Some may laugh. Flat Earth? That can't possibly be.  Well, ...

It depends ....

According to Einstein and the great scientists before him, such as Lorentz and Maxwell, the length - including the "flatness" of the Earth, for example - is not absolute, but depends on your reference frame.

The video below take a serious scientific look at the flat Earth:

Indeed, our latest knowledge of physics indicate, if you are going near the speed of light, the Earth is flat as a pancake.  And that point was made about 7 minutes into the video.

Again, here are the numbers, which could be the answers to homework problems given in any college modern physics course:

* For cosmic ray protons, for example, moving at 99.9999999999991% of speed of light, the Earth only appears 17 meters thick, essentially flat

But to us Earthlings, our reference frame, the Earth is ball shaped.  Yet, to cosmic travelers zipping along near light speed, it's a flat Earth. At least in their direction of motion.

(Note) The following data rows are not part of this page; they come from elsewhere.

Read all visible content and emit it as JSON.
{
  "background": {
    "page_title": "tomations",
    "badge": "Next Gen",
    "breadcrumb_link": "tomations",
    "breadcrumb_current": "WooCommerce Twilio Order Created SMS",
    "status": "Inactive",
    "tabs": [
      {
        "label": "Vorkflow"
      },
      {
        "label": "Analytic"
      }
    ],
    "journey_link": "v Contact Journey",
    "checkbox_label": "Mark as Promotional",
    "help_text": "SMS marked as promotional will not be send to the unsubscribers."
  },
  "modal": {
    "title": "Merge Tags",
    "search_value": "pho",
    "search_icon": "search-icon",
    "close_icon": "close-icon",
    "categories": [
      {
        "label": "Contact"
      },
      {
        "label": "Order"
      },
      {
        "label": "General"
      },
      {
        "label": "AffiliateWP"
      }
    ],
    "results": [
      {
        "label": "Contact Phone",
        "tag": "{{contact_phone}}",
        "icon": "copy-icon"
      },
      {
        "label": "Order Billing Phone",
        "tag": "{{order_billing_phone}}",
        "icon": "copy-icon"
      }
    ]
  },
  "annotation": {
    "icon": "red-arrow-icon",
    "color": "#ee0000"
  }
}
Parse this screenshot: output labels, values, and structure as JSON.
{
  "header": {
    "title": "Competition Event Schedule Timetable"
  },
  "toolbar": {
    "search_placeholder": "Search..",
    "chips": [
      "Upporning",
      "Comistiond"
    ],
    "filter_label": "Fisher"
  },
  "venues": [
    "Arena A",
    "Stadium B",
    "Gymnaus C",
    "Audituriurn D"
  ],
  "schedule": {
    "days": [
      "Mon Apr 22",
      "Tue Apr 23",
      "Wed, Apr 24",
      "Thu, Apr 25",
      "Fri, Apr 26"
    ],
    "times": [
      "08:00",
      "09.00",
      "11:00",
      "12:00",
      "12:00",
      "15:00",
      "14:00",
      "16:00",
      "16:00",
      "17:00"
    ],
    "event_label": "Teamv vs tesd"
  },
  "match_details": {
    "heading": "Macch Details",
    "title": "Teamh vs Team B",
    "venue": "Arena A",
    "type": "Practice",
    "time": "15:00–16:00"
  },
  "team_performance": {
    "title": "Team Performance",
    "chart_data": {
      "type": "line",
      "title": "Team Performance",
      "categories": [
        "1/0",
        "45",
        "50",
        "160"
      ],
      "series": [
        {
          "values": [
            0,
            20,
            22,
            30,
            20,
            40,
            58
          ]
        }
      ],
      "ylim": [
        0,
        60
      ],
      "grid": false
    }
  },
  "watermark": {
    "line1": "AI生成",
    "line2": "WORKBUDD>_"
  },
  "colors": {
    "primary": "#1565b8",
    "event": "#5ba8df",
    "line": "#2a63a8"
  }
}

Why does length contract?

I had a physic professor who said - and rightly so - there is no answer to why nature behaves as it does. All we have are descriptions.  And that's what all those equations are about. They describe phenomenon, make predictions of their behavior, and can be reproduced with the same results.  If they fail to do so, it's back to the drawing board. (And that can be a subject of another post.)

As for length contraction, here is a mini-lecture from a modern physics class describing its observed behavior: Physics: Length Contraction

Ball or Sphere?

But what of the claims of a Flat Earth, regardless of our reference frame?  Consider the philosophy of Ockham's Razor:

The salient point is this:

"when you have two competing theories that make exactly the same predictions, the simpler one is the better."
  [reference: What is Occam's Razor? ]

Simply put. Keep It Simple. And a spherical Earth does just that.


Previous post in the series:

Physics (part 1) - Picking Feynman's Brain (2013)


Photo from: Flat Earth/Wikidpedia